All of this happens transparently to the developer.

Note: these files, unlike all other JavaScript assets in Matomo, cannot be requested with our cache buster as the URL used to load them is, more or less, hardcoded by Webpack.

Discovering UMD files

UMD files are automatically discovered by Matomo's asset pipeline. If Matomo sees a file in a plugin stored in the plugins/MyPlugin/vue/dist folder with a name like MyPlugin.umd.js, it will automatically be included as a JavaScript asset. (Note: this code is in the Piwik\AssetManager\UIAssetFetcher\JScriptUIAssetFetcher class.)

So these files do not need to be added via the AssetManager.getJavaScriptFiles event.

More about the AssetManager

The previous section describes the frontend assets that the asset pipeline can discover. This section describes how the asset pipeline system works.

The entrypoint to the asset pipeline is the Piwik\AssetManager class. This class' main purpose is to manage merged asset files. All the JavaScript and LESS/CSS files in Matomo are merged into three separate files that are then served. These files are:

  • asset_manager_global_css.css: every stylesheet compiled to CSS and merged together
  • asset_manager_core_js.js: all core JavaScript merged together. (core JavaScript includes JavaScript from plugins bundled with Matomo core)
  • asset_manager_non_core_js.js: all non-core JavaScript merged together.

They are stored in the tmp/assets subfolder.

AssetManager contains methods to fetch these merged assets (these methods will generate the merged asset if it does not exist in the filesystem), and contains methods to remove them from the filesystem (so they will be generated again).

If a plugin is activated or deactivated, the assets are removed. The next time they are generated, the updated list of activated plugins will be used.

Development mode

If development mode is activated, assets will not be merged (except for LESS stylesheets since they must be compiled). We assume since JavaScript files will be modified often it will be too annoying to have to wait for assets to be compiled and merged on every browser reload.

For LESS files, if a top-level LESS file is modified, the asset pipeline will notice and re-build the stylesheets. This does not work for any LESS files that are imported in others.

Serving assets

The asset files which are stored in tmp/assets are served through the Proxy plugin.

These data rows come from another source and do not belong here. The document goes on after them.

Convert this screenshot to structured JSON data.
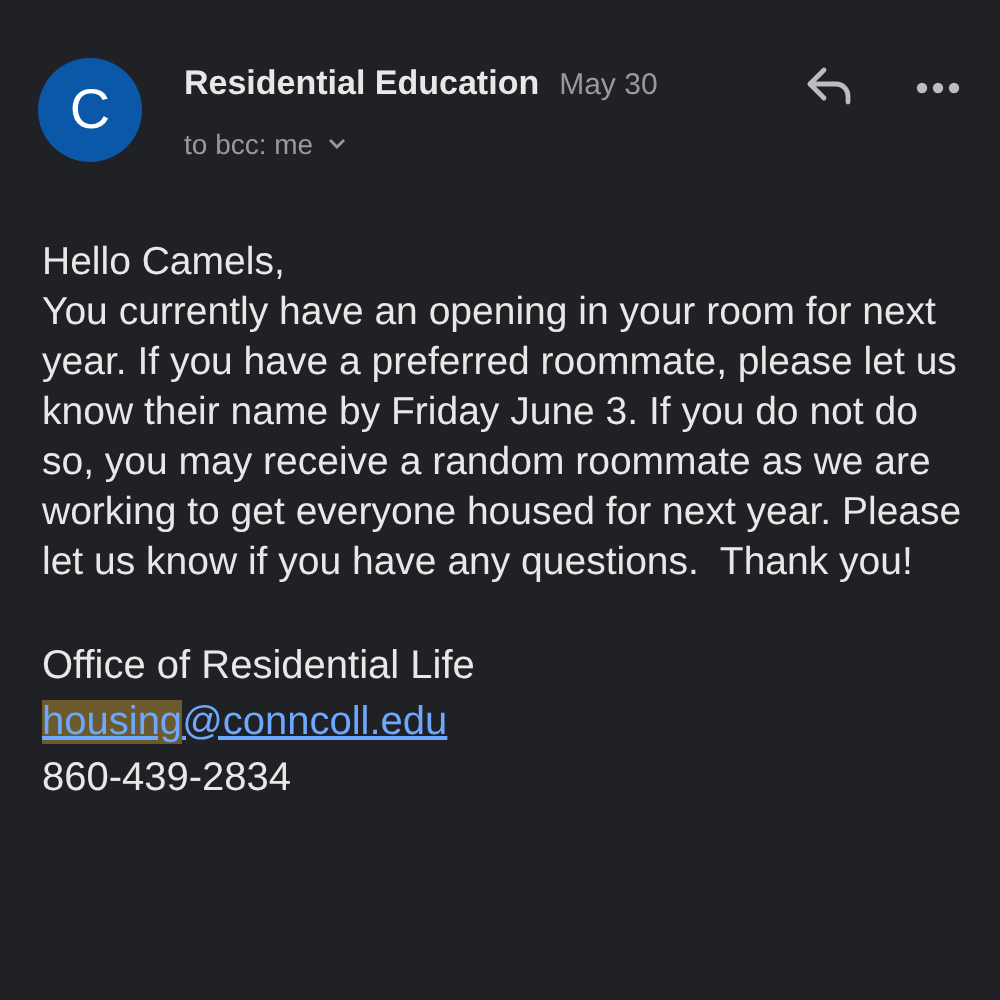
{
  "sender": {
    "initial": "C",
    "name": "Residential Education",
    "date": "May 30",
    "recipients": "to bcc: me"
  },
  "body": {
    "greeting": "Hello Camels,",
    "paragraph": "You currently have an opening in your room for next year. If you have a preferred roommate, please let us know their name by Friday June 3. If you do not do so, you may receive a random roommate as we are working to get everyone housed for next year. Please let us know if you have any questions.  Thank you!"
  },
  "signature": {
    "office": "Office of Residential Life",
    "email": [
      {
        "text": "housing",
        "highlighted": true
      },
      {
        "text": "@conncoll.edu",
        "highlighted": false
      }
    ],
    "phone": "860-439-2834"
  }
}
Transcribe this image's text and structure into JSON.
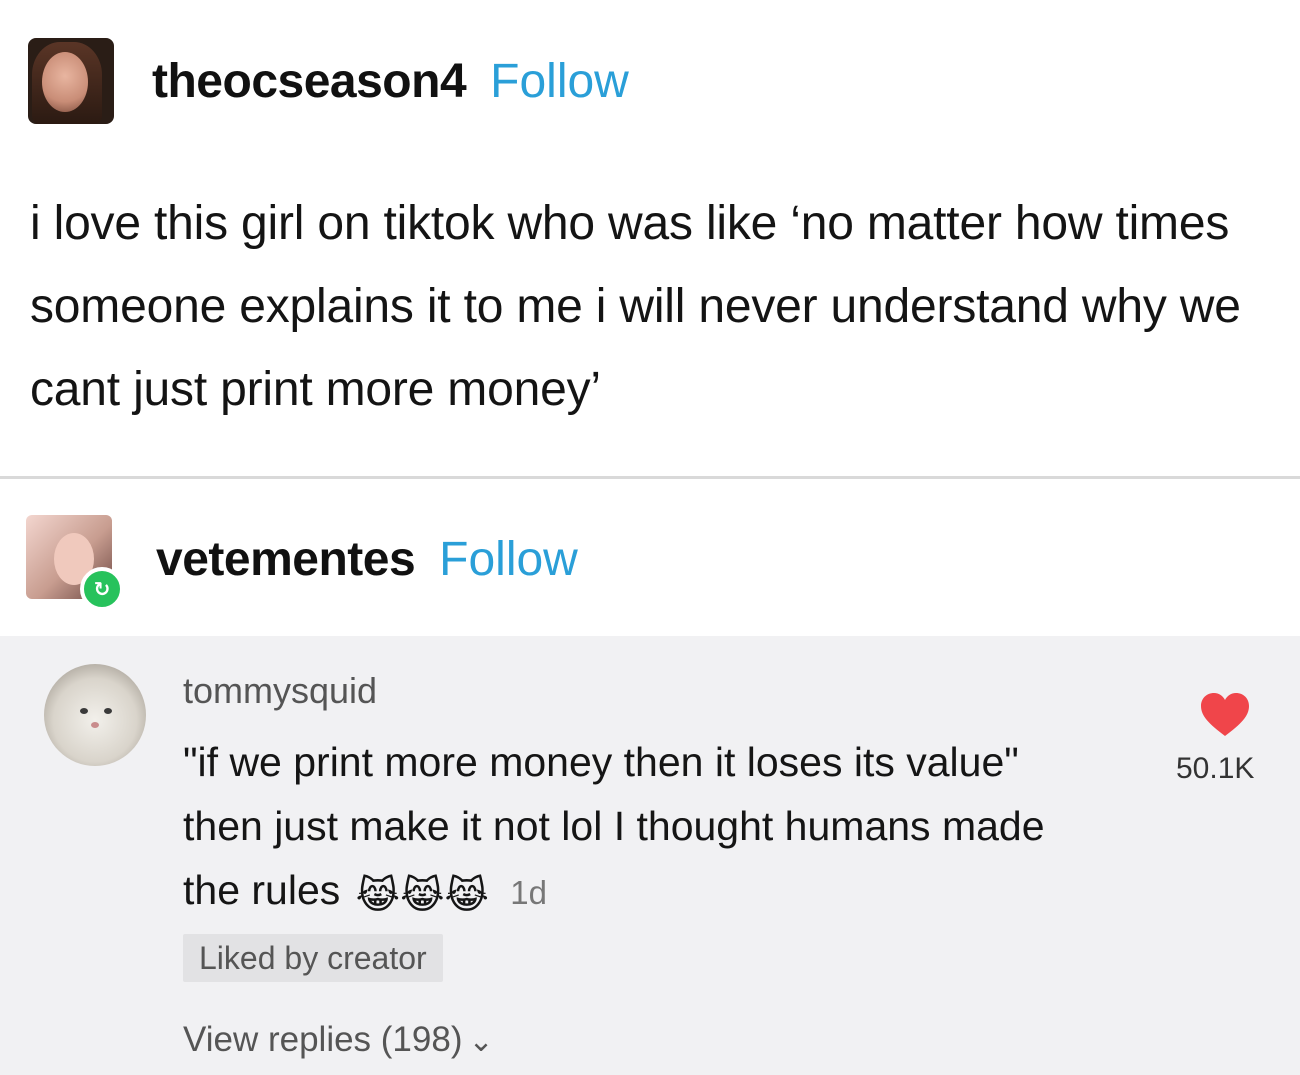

This plugin's controller defines actions for getting the merged CSS and merged JavaScript.

These controller actions will compress the assets based on what the compression formats the current client accepts (currently deflate and gzip are supported). The result of the compression is stored on the filesystem in the tmp/assets folder and re-used so we don't have to compress on every request.

Checking asset file size

Since version 4.5.0, Matomo includes a command to compute the production file sizes for merged JavaScript assets: development:compute-js-asset-size. Run this during development to get an idea of how large the merged and minified JavaScript assets are. (Note: this is currently only for use by core developers. It assumes the source code for every premium feature plugin is available locally.)